Newly Introduced Legislation Seeks to Protect Certain Vietnamese Immigrants from Deportation

Rep. Lowenthal’s Honor Our Commitment Act would establish US-Vietnam MOU protections as law, is a step in the right direction
Washington, DC – Yesterday, Rep. Alan Lowenthal (CA-47) introduced the Honor Our Commitment Act, a move that would temporarily turn protections for refugees found in the memorandum of understanding (MOU) between the United States and Vietnam into law. Prior to the Trump Administration, the MOU was interpreted to exclude refugees who arrived in the United States prior to July 12, 1995, from deportation to Vietnam. Despite this precedent, the Trump Administration announced in 2018 that it would reinterpret the memorandum by choosing to ignore these protections in the MOU for pre-’95 Vietnamese immigrants from deportation. 

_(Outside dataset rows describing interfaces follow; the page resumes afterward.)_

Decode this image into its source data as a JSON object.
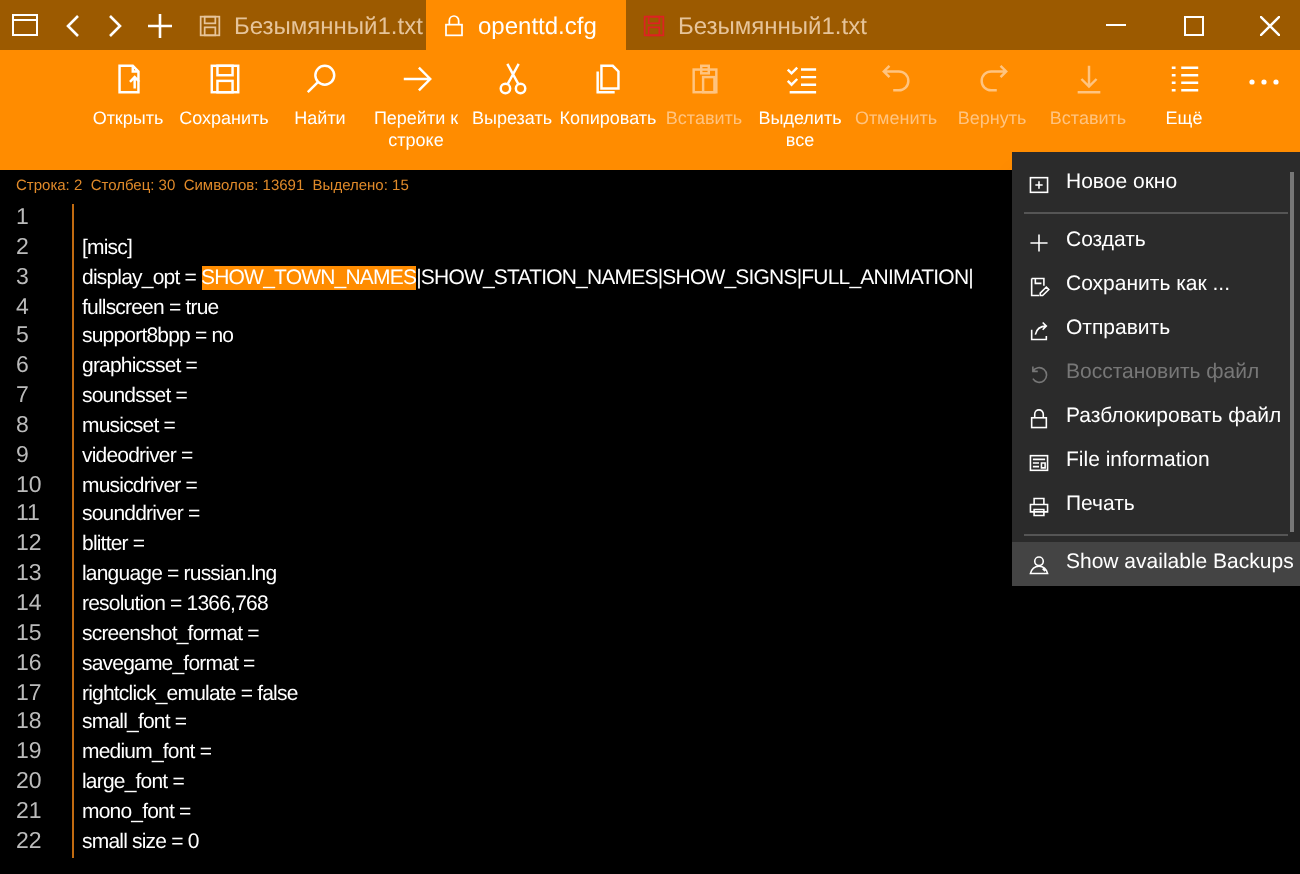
{
  "tabs": [
    {
      "label": "Безымянный1.txt",
      "selected": false,
      "unsaved": false
    },
    {
      "label": "openttd.cfg",
      "selected": true,
      "unsaved": false
    },
    {
      "label": "Безымянный1.txt",
      "selected": false,
      "unsaved": true
    }
  ],
  "toolbar": [
    {
      "label": "Открыть",
      "disabled": false
    },
    {
      "label": "Сохранить",
      "disabled": false
    },
    {
      "label": "Найти",
      "disabled": false
    },
    {
      "label": "Перейти к строке",
      "disabled": false
    },
    {
      "label": "Вырезать",
      "disabled": false
    },
    {
      "label": "Копировать",
      "disabled": false
    },
    {
      "label": "Вставить",
      "disabled": true
    },
    {
      "label": "Выделить все",
      "disabled": false
    },
    {
      "label": "Отменить",
      "disabled": true
    },
    {
      "label": "Вернуть",
      "disabled": true
    },
    {
      "label": "Вставить",
      "disabled": true
    },
    {
      "label": "Ещё",
      "disabled": false
    }
  ],
  "status_bar": "Строка: 2  Столбец: 30  Символов: 13691  Выделено: 15",
  "lines": [
    {
      "number": "1"
    },
    {
      "number": "2",
      "text": "[misc]"
    },
    {
      "number": "3",
      "text": "display_opt = ",
      "selected_text": "SHOW_TOWN_NAMES",
      "after": "|SHOW_STATION_NAMES|SHOW_SIGNS|FULL_ANIMATION|"
    },
    {
      "number": "4",
      "text": "fullscreen = true"
    },
    {
      "number": "5",
      "text": "support8bpp = no"
    },
    {
      "number": "6",
      "text": "graphicsset ="
    },
    {
      "number": "7",
      "text": "soundsset ="
    },
    {
      "number": "8",
      "text": "musicset ="
    },
    {
      "number": "9",
      "text": "videodriver ="
    },
    {
      "number": "10",
      "text": "musicdriver ="
    },
    {
      "number": "11",
      "text": "sounddriver ="
    },
    {
      "number": "12",
      "text": "blitter ="
    },
    {
      "number": "13",
      "text": "language = russian.lng"
    },
    {
      "number": "14",
      "text": "resolution = 1366,768"
    },
    {
      "number": "15",
      "text": "screenshot_format ="
    },
    {
      "number": "16",
      "text": "savegame_format ="
    },
    {
      "number": "17",
      "text": "rightclick_emulate = false"
    },
    {
      "number": "18",
      "text": "small_font ="
    },
    {
      "number": "19",
      "text": "medium_font ="
    },
    {
      "number": "20",
      "text": "large_font ="
    },
    {
      "number": "21",
      "text": "mono_font ="
    },
    {
      "number": "22",
      "text": "small size = 0"
    }
  ],
  "menu": [
    {
      "label": "Новое окно",
      "disabled": false,
      "selected": false,
      "separator_after": true
    },
    {
      "label": "Создать",
      "disabled": false,
      "selected": false,
      "separator_after": false
    },
    {
      "label": "Сохранить как ...",
      "disabled": false,
      "selected": false,
      "separator_after": false
    },
    {
      "label": "Отправить",
      "disabled": false,
      "selected": false,
      "separator_after": false
    },
    {
      "label": "Восстановить файл",
      "disabled": true,
      "selected": false,
      "separator_after": false
    },
    {
      "label": "Разблокировать файл",
      "disabled": false,
      "selected": false,
      "separator_after": false
    },
    {
      "label": "File information",
      "disabled": false,
      "selected": false,
      "separator_after": false
    },
    {
      "label": "Печать",
      "disabled": false,
      "selected": false,
      "separator_after": true
    },
    {
      "label": "Show available Backups",
      "disabled": false,
      "selected": true,
      "separator_after": false
    }
  ]
}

Rep. Lowenthal’s bill prevents the Department of Homeland Security (DHS) from detaining and deporting Vietnamese immigrants who resided in the United States prior to July 12, 1995, for two years. It also would require DHS to provide a written notice to all Vietnamese Americans with a final order of removal explaining the requirements to file a motion to reopen their cases.

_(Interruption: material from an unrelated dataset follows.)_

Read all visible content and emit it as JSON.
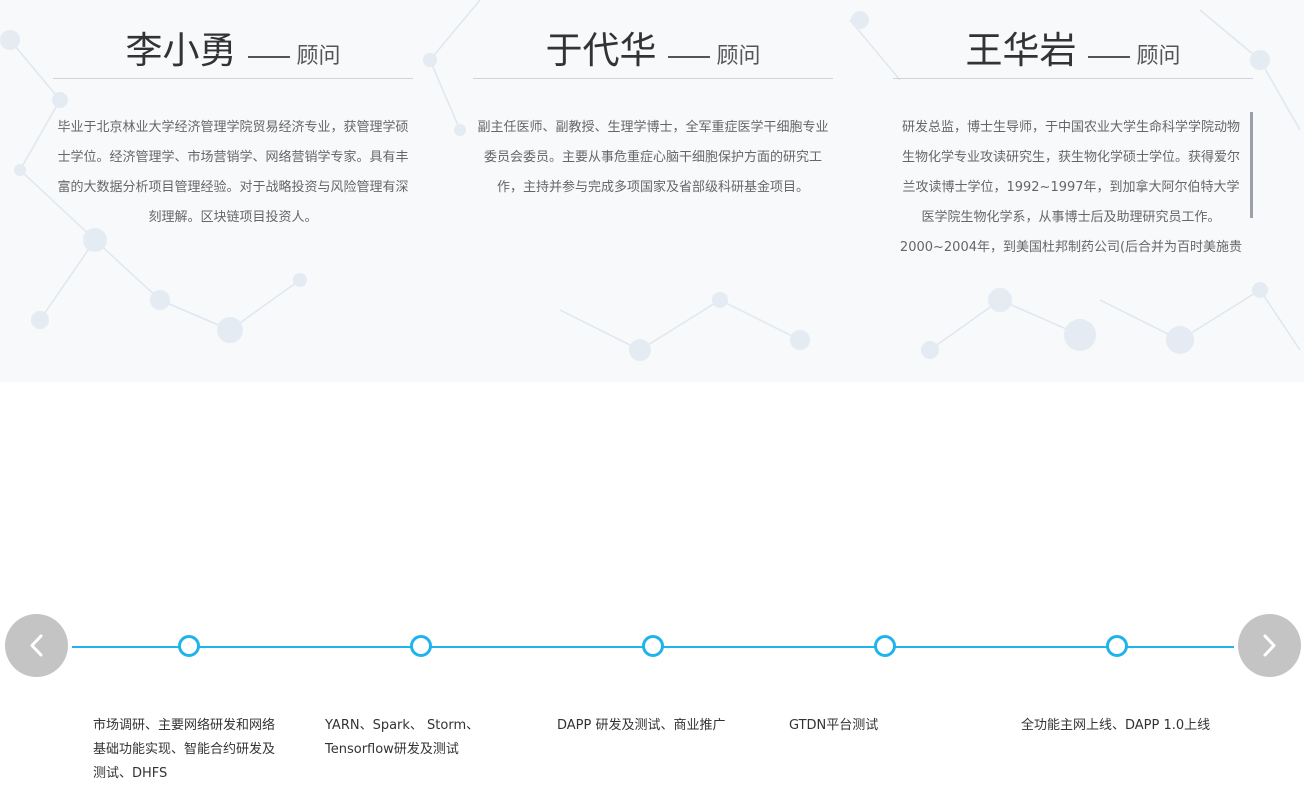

“We applaud Rep. Lowenthal for introducing this important bill. This Administration has shown that it is willing to ignore the longstanding interpretation that the US and Vietnam MOU protects Vietnamese refugees who resettled in the United States prior to 1995 from deportations,” said Quyen Dinh, executive director of SEARAC. “There is still much work to be done to prevent the deportations of all Southeast Asian refugees, but the Honor Our Commitment Act is a step in the right direction. As we commemorate the 45 years of Southeast Asian resettlement and resilience in America, we urge Congress to move quickly to prevent the detention and deportation of all refugees and immigrants by honoring our humanitarian commitment to freedom.”